Required action: Note each line in the data below that holds "group", and copy it.

Data section:

=== Section Start ===

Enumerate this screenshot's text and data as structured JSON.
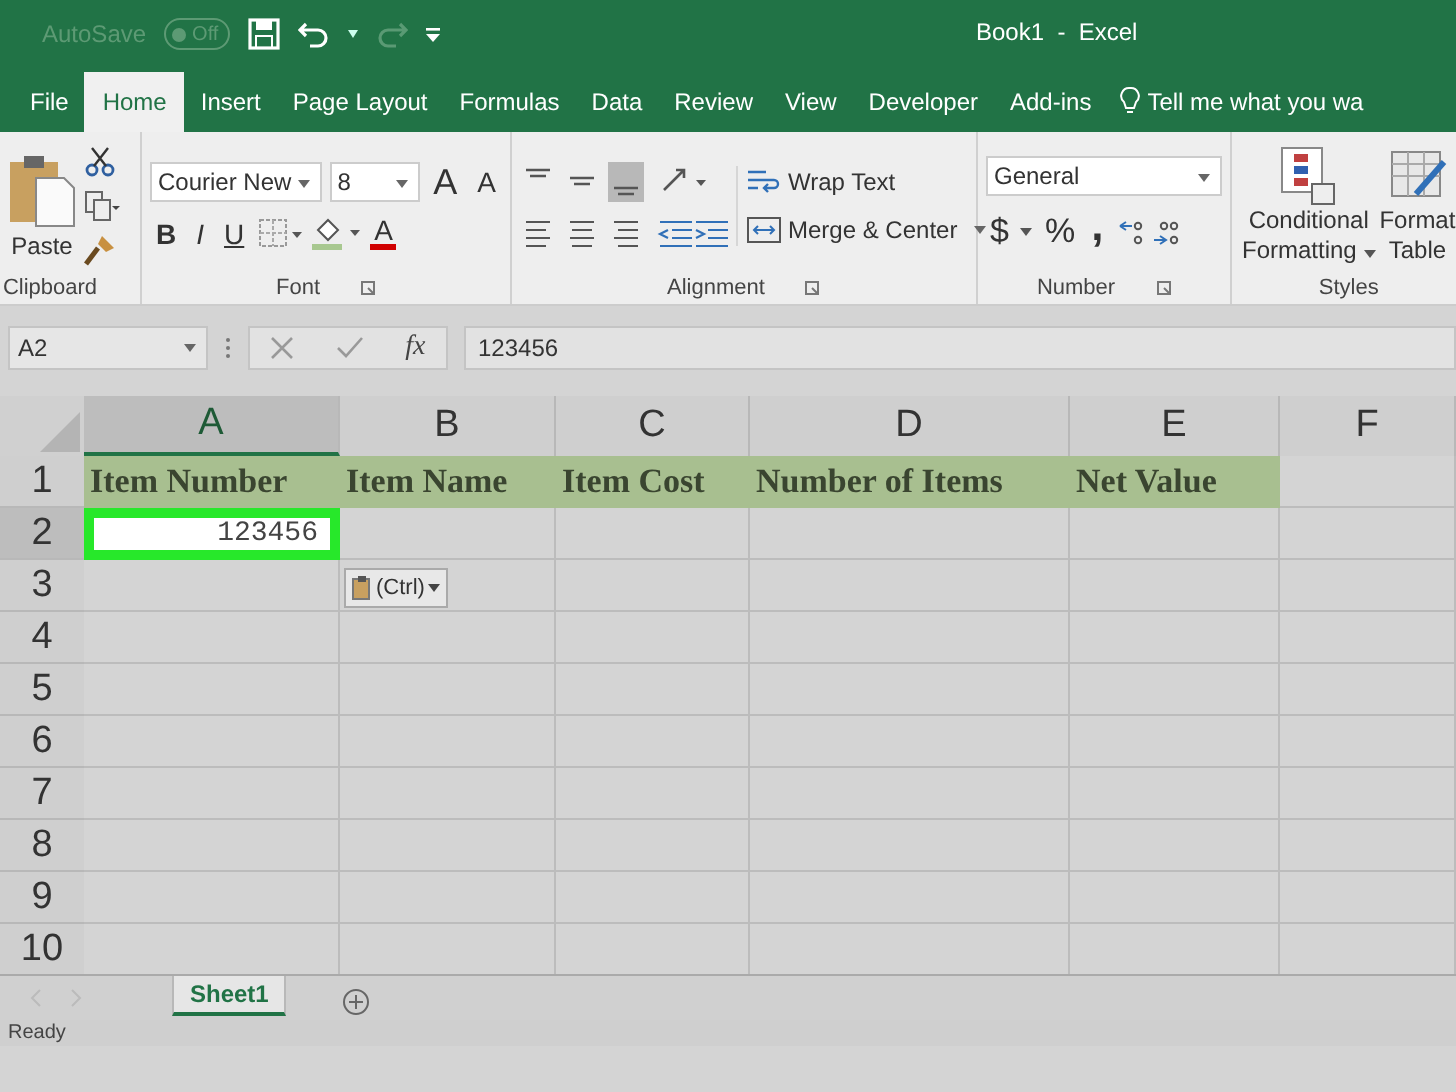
{
  "title_bar": {
    "autosave_label": "AutoSave",
    "autosave_toggle": {
      "label": "Off",
      "on": false
    },
    "redo_disabled": true,
    "title": "Book1  -  Excel"
  },
  "tabs": [
    {
      "label": "File",
      "selected": false
    },
    {
      "label": "Home",
      "selected": true
    },
    {
      "label": "Insert",
      "selected": false
    },
    {
      "label": "Page Layout",
      "selected": false
    },
    {
      "label": "Formulas",
      "selected": false
    },
    {
      "label": "Data",
      "selected": false
    },
    {
      "label": "Review",
      "selected": false
    },
    {
      "label": "View",
      "selected": false
    },
    {
      "label": "Developer",
      "selected": false
    },
    {
      "label": "Add-ins",
      "selected": false
    }
  ],
  "tell_me": "Tell me what you wa",
  "ribbon": {
    "clipboard": {
      "paste": "Paste",
      "group": "Clipboard"
    },
    "font": {
      "family": "Courier New",
      "size": "8",
      "grow": "A",
      "shrink": "A",
      "styles": [
        "B",
        "I",
        "U"
      ],
      "color_letter": "A",
      "group": "Font"
    },
    "alignment": {
      "wrap": "Wrap Text",
      "merge": "Merge & Center",
      "group": "Alignment"
    },
    "number": {
      "format": "General",
      "currency": "$",
      "percent": "%",
      "comma": ",",
      "group": "Number"
    },
    "styles": {
      "conditional": [
        "Conditional",
        "Formatting"
      ],
      "format_table": [
        "Format",
        "Table"
      ],
      "group": "Styles"
    }
  },
  "formula_bar": {
    "name_box": "A2",
    "fx": "fx",
    "formula": "123456"
  },
  "sheet": {
    "columns": [
      {
        "label": "A",
        "selected": true
      },
      {
        "label": "B",
        "selected": false
      },
      {
        "label": "C",
        "selected": false
      },
      {
        "label": "D",
        "selected": false
      },
      {
        "label": "E",
        "selected": false
      },
      {
        "label": "F",
        "selected": false
      }
    ],
    "rows": [
      {
        "label": "1",
        "selected": false,
        "kind": "header",
        "cells": [
          {
            "text": "Item Number",
            "selected": false
          },
          {
            "text": "Item Name",
            "selected": false
          },
          {
            "text": "Item Cost",
            "selected": false
          },
          {
            "text": "Number of Items",
            "selected": false
          },
          {
            "text": "Net Value",
            "selected": false
          }
        ]
      },
      {
        "label": "2",
        "selected": true,
        "kind": "data",
        "cells": [
          {
            "text": "123456",
            "selected": true
          }
        ]
      },
      {
        "label": "3",
        "selected": false,
        "cells": []
      },
      {
        "label": "4",
        "selected": false,
        "cells": []
      },
      {
        "label": "5",
        "selected": false,
        "cells": []
      },
      {
        "label": "6",
        "selected": false,
        "cells": []
      },
      {
        "label": "7",
        "selected": false,
        "cells": []
      },
      {
        "label": "8",
        "selected": false,
        "cells": []
      },
      {
        "label": "9",
        "selected": false,
        "cells": []
      },
      {
        "label": "10",
        "selected": false,
        "cells": []
      }
    ],
    "paste_options": "(Ctrl)"
  },
  "sheet_tabs": [
    {
      "label": "Sheet1",
      "selected": true
    }
  ],
  "status_bar": {
    "text": "Ready"
  }
}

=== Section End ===

Written solution:
      "group": "Clipboard"
      "group": "Font"
      "group": "Alignment"
      "group": "Number"
      "group": "Styles"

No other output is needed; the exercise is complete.